Breeding colonies on islands (e.g. Ascension Island) are threatened by predation from introduced rats and cats (del Hoyo et al. 1996). Predation from the introduced brown tree snake Boiga irregularis is also likely to havecaused the decline in the breeding population on Guam (Reichel 1991). Utilisation Eggs, chicks and adults (to a lesser extent) are taken from breeding colonies in the Mariana Islands (Reichel 1991).

Brazil, M. 2009. Birds of East Asia: eastern China, Taiwan, Korea, Japan, eastern Russia. Christopher Helm, London.

del Hoyo, J.; Elliott, A.; Sargatal, J. 1996. Handbook of the Birds of the World, vol. 3: Hoatzin to Auks. Lynx Edicions, Barcelona, Spain.

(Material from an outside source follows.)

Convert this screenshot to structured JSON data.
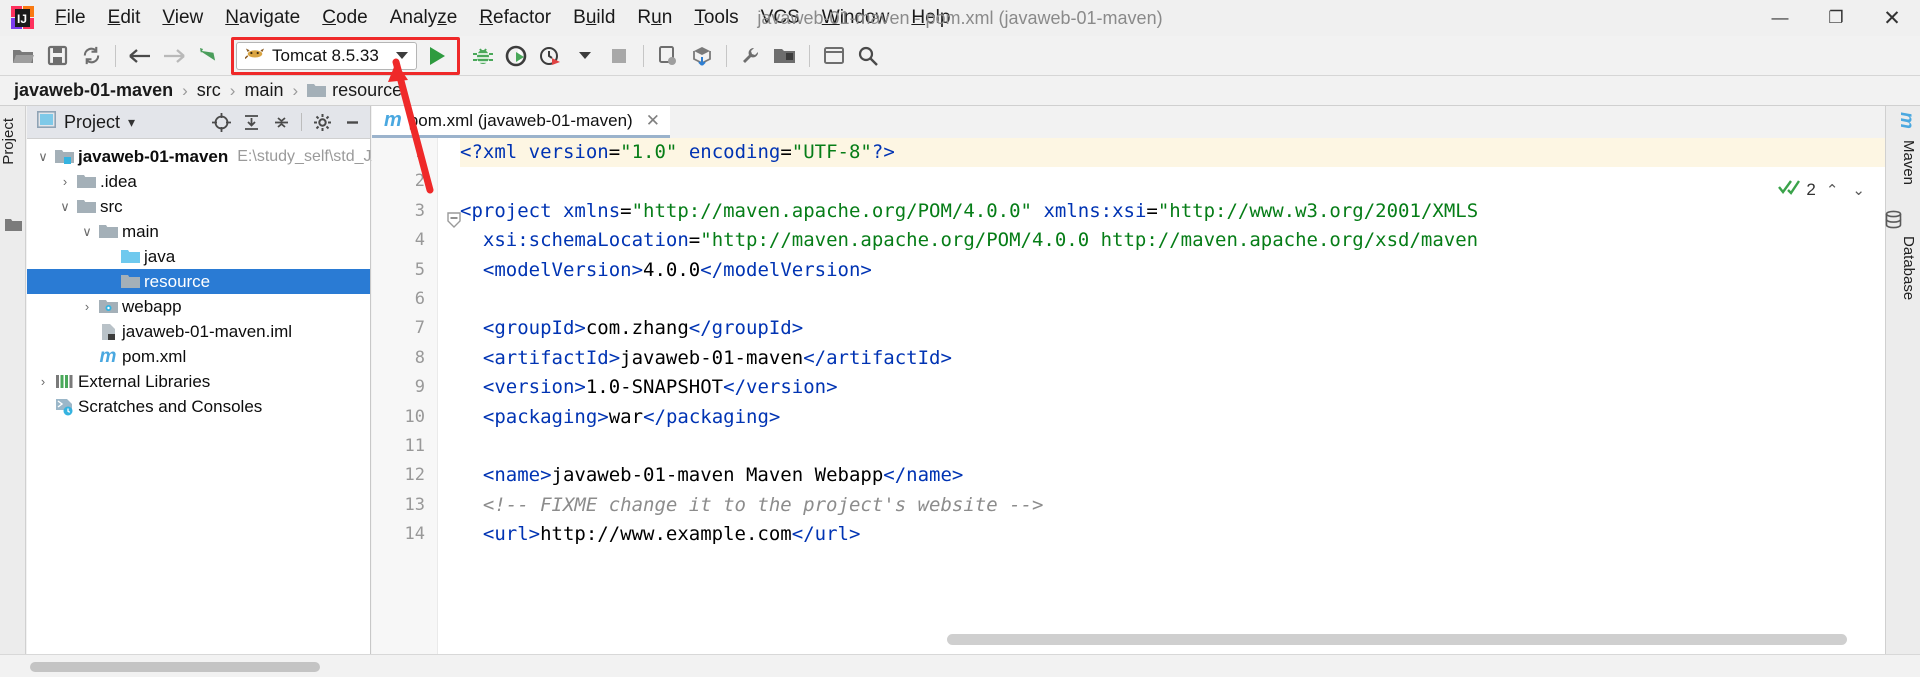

Delany, S.; Scott, D. 2006. Waterbird population estimates. Wetlands International, Wageningen, The Netherlands.

Higgins, P. J.; Davies, S. J. J. F. 1996. Handbook of Australian, New Zealand and Antarctic birds vol 3: snipe to pigeons. Oxford University Press, Oxford.

Reichel, J. D. 1991. Status and conservation of seabirds in the Mariana Islands. In: Croxall, J.P. (ed.), Seabird status and conservation: a supplement, pp. 249-262. International Council for Bird Preservation, Cambridge, U.K.

Further web sources of information
Explore HBW Alive for further information on this species

View photos and videos and hear sounds of this species from the Internet Bird Collection

Text account compilers
Ekstrom, J., Butchart, S., Malpas, L., Calvert, R.

IUCN Red List evaluators
Butchart, S., Symes, A.

Recommended citation
BirdLife International (2016) Species factsheet: Anous stolidus. Downloaded from on 25/10/2016. Recommended citation for factsheets for more than one species: BirdLife International (2016) IUCN Red List for birds. Downloaded from on 25/10/2016.

This information is based upon, and updates, the information published in BirdLife International (2000) Threatened birds of the world. Barcelona and Cambridge, UK: Lynx Edicions and BirdLife International, BirdLife International (2004) Threatened birds of the world 2004 CD-ROM and BirdLife International (2008) Threatened birds of the world 2008 CD-ROM. These sources provide the information for species accounts for the birds on the IUCN Red List.

To provide new information to update this factsheet or to correct any errors, please email BirdLife

To contribute to discussions on the evaluation of the IUCN Red List status of Globally Threatened Birds, please visit BirdLife's Globally Threatened Bird Forums.

Additional resources for this species

ARKive species - Brown noddy (Anous stolidus) 0

Key facts
Current IUCN Red List category Least Concern
Family Laridae (Gulls, Terns, Skimmers)
Species name author (Linnaeus, 1758)
Population size mature individuals
Population trend Stable
Distribution size (breeding/resident) 26,800 km2
Country endemic? No
Links to further information
- Additional Information on this species
- Projected distributions under climate change